Arizona Gov. Jan Brewer (R) said Tuesday that it could be time for the state to adopt laws that ban discrimination on the basis of sexual orientation — although she’s not sure that such discrimination is a real problem in the state.
“I do not believe in discrimination,” she told Capitol Media Services. “We are in the United States of America and we have great privilege that is afforded to everyone.”
As BuzzFeed notes, current state law prohibits discrimination on the basis of race, color, national origin, sex, religion, or disability in areas such as housing, employment, public accommodations and voting.
Still, while she’s against discrimination, she’s also not sure that it really is an issue for in this day and age and therefore might not need legislation.
“That’s something we don’t see a lot of anymore, because of people’s changing patterns of discrimination,” she said.
Discrimination against lesbian, gay, bisexual and transgender individuals does remain a very real problem though.
One in five respondents who identified as LGBT said they had been treated unfairly by an employer when asked by the Pew Research Center in 2013. Brewer did not mention transgender individuals in her comments.
Brewer told Capitol Media Services that if there is a problem with LGBT discrimination, it should be “debated in the Legislature.”
“Testimony needs to be presented,” she said “Let the representatives of the people who have been elected by the populace of the state of Arizona determine and get it up to the governor.”
She didn’t commit to signing any specific legislation, saying, “I don’t know what would be in that bill or how they would write it. But I certainly would evaluate it and do what I thought was the right thing to do for the state.”
Nondiscrimination ordinances vary from state-to-state. Twenty-one states and the District of Columbia protect individuals from employment discrimination on the basis of sexual orientation, according to the Human Rights Campaign. Eighteen states and the District of Columbia have statutes that ban discrimination based on gender identity in that area.
Eighteen states and the District of Columbia also bar discrimination in housing for LGBT individuals. Three states ban housing discrimination solely on the basis of sexual orientation.
This is not the first time that Brewer has entered a contentious debate about the rights of LGBT people. Earlier this year, she vetoed a bill that would have allowed business owners to deny service to LGBT customers on the basis of a sincere religious conviction.
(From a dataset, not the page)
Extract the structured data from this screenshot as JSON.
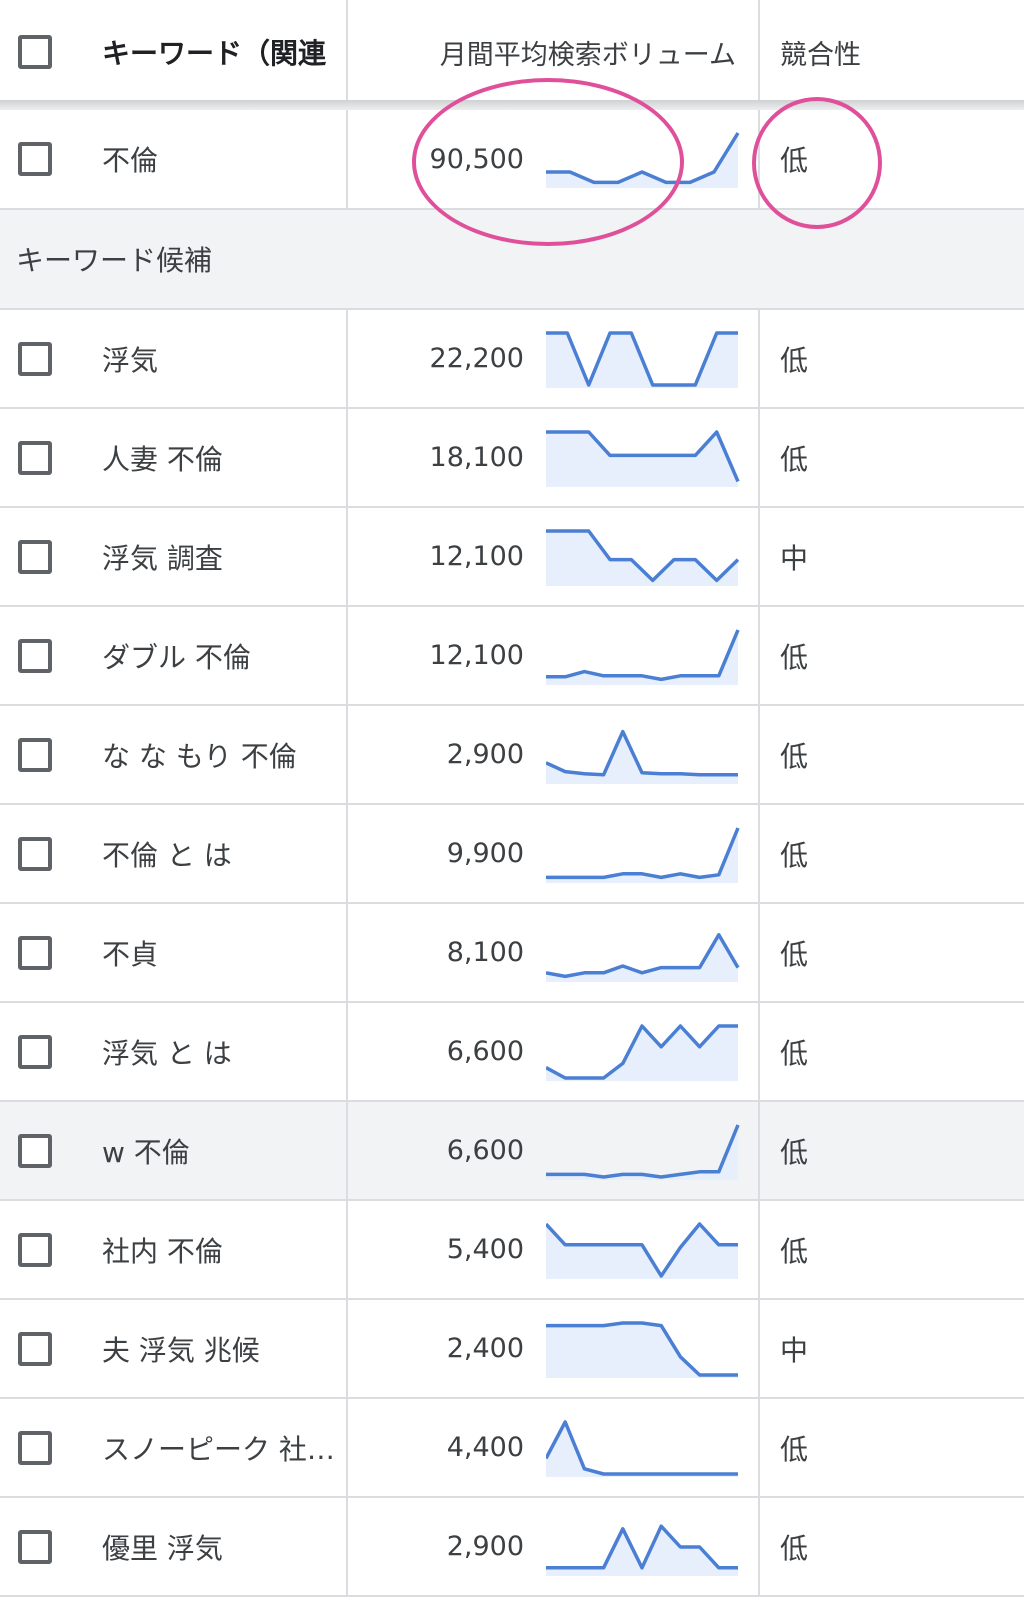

At the time, she said that she was not aware of a single case in which a business owner’s right to freely exercise their religion had been infringed upon.